Purpose: High-grade serous ovarian carcinoma (HGSOC) is the most common ovarian cancer type; most patients experience disease recurrence that accumulates chemoresistance, leading to treatment failure. Genomic and transcriptomic features have been associated with differential outcome and treatment response. However, the relationship between events at the gene sequence, copy number, and gene-expression levels remains poorly defined.
Experimental design: We perform multiomic characterization of a large HGSOC cohort (n = 362) with detailed clinical annotation to interrogate the relationship between patient subgroups defined by specific molecular events.
Results: BRCA2-mutant (BRCA2m) and EMSY-overexpressing cases demonstrated prolonged survival [multivariable hazard ratios (HR) 0.40 and 0.51] and significantly higher first- and second-line chemotherapy response rate.
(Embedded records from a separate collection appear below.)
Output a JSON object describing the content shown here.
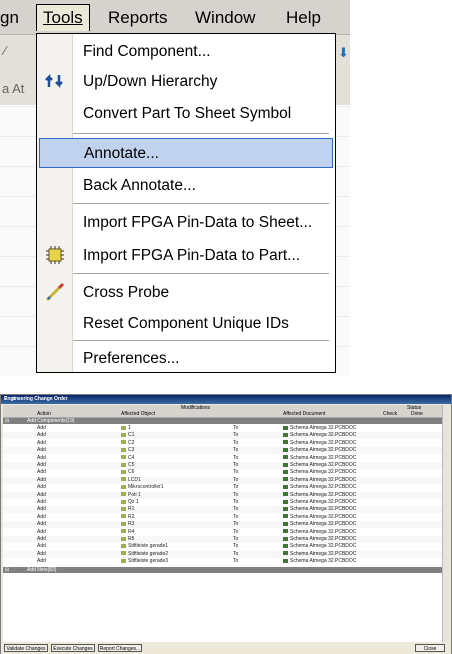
{
  "menubar": {
    "items": [
      "gn",
      "Tools",
      "Reports",
      "Window",
      "Help"
    ]
  },
  "tools_menu": {
    "items": [
      {
        "label": "Find Component...",
        "icon": ""
      },
      {
        "label": "Up/Down Hierarchy",
        "icon": "up-down-hierarchy-icon"
      },
      {
        "label": "Convert Part To Sheet Symbol",
        "icon": ""
      },
      {
        "label": "Annotate...",
        "icon": "",
        "selected": true
      },
      {
        "label": "Back Annotate...",
        "icon": ""
      },
      {
        "label": "Import FPGA Pin-Data to Sheet...",
        "icon": ""
      },
      {
        "label": "Import FPGA Pin-Data to Part...",
        "icon": "chip-icon"
      },
      {
        "label": "Cross Probe",
        "icon": "cross-probe-icon"
      },
      {
        "label": "Reset Component Unique IDs",
        "icon": ""
      },
      {
        "label": "Preferences...",
        "icon": ""
      }
    ]
  },
  "eco": {
    "title": "Engineering Change Order",
    "headers": {
      "modifications": "Modifications",
      "status": "Status",
      "action": "Action",
      "affected_object": "Affected Object",
      "affected_document": "Affected Document",
      "check": "Check",
      "done": "Done"
    },
    "group1": "Add Components(19)",
    "rows": [
      {
        "action": "Add",
        "object": "1",
        "to": "To",
        "doc": "Schema Atmega 32.PCBDOC"
      },
      {
        "action": "Add",
        "object": "C1",
        "to": "To",
        "doc": "Schema Atmega 32.PCBDOC"
      },
      {
        "action": "Add",
        "object": "C2",
        "to": "To",
        "doc": "Schema Atmega 32.PCBDOC"
      },
      {
        "action": "Add",
        "object": "C3",
        "to": "To",
        "doc": "Schema Atmega 32.PCBDOC"
      },
      {
        "action": "Add",
        "object": "C4",
        "to": "To",
        "doc": "Schema Atmega 32.PCBDOC"
      },
      {
        "action": "Add",
        "object": "C5",
        "to": "To",
        "doc": "Schema Atmega 32.PCBDOC"
      },
      {
        "action": "Add",
        "object": "C6",
        "to": "To",
        "doc": "Schema Atmega 32.PCBDOC"
      },
      {
        "action": "Add",
        "object": "LCD1",
        "to": "To",
        "doc": "Schema Atmega 32.PCBDOC"
      },
      {
        "action": "Add",
        "object": "Mikrocontroller1",
        "to": "To",
        "doc": "Schema Atmega 32.PCBDOC"
      },
      {
        "action": "Add",
        "object": "Poti 1",
        "to": "To",
        "doc": "Schema Atmega 32.PCBDOC"
      },
      {
        "action": "Add",
        "object": "Qz 1",
        "to": "To",
        "doc": "Schema Atmega 32.PCBDOC"
      },
      {
        "action": "Add",
        "object": "R1",
        "to": "To",
        "doc": "Schema Atmega 32.PCBDOC"
      },
      {
        "action": "Add",
        "object": "R2",
        "to": "To",
        "doc": "Schema Atmega 32.PCBDOC"
      },
      {
        "action": "Add",
        "object": "R3",
        "to": "To",
        "doc": "Schema Atmega 32.PCBDOC"
      },
      {
        "action": "Add",
        "object": "R4",
        "to": "To",
        "doc": "Schema Atmega 32.PCBDOC"
      },
      {
        "action": "Add",
        "object": "R5",
        "to": "To",
        "doc": "Schema Atmega 32.PCBDOC"
      },
      {
        "action": "Add",
        "object": "Stiftleiste gerade1",
        "to": "To",
        "doc": "Schema Atmega 32.PCBDOC"
      },
      {
        "action": "Add",
        "object": "Stiftleiste gerade2",
        "to": "To",
        "doc": "Schema Atmega 32.PCBDOC"
      },
      {
        "action": "Add",
        "object": "Stiftleiste gerade3",
        "to": "To",
        "doc": "Schema Atmega 32.PCBDOC"
      }
    ],
    "group2": "Add Nets(83)",
    "buttons": {
      "validate": "Validate Changes",
      "execute": "Execute Changes",
      "report": "Report Changes...",
      "close": "Close"
    },
    "title_controls": "? x"
  },
  "toolbar_fragment": {
    "text": "a At"
  }
}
CCNE1-gained (CCNE1g) cases demonstrated underrepresentation of FIGO stage IV cases, with shorter survival but no significant difference in treatment response. We demonstrate marked overlap between the TCGA- and Tothill-derived subtypes. IMR/C2 cases displayed higher BRCA1/2m frequency (25.5%, 32.5%) and significantly greater immune cell infiltration, whereas PRO/C5 cases had the highest CCNE1g rate (23.9%, 22.2%) and were uniformly low in immune cell infiltration. The survival benefit for cases with aberrations in homologous recombination repair (HRR) genes was apparent across all transcriptomic subtypes (HR range, 0.48-0.68). There was significant co-occurrence of RB loss and HRR gene aberrations; RB loss was further associated with favorable survival within HRR-aberrant cases (multivariable HR, 0.50).
Conclusions: These data paint a high-resolution picture of the molecular landscape in HGSOC, better defining patients who may benefit most from specific molecular therapeutics and highlighting those for whom novel treatment strategies are needed to improve outcomes.
©2022 The Authors; Published by the American Association for Cancer Research.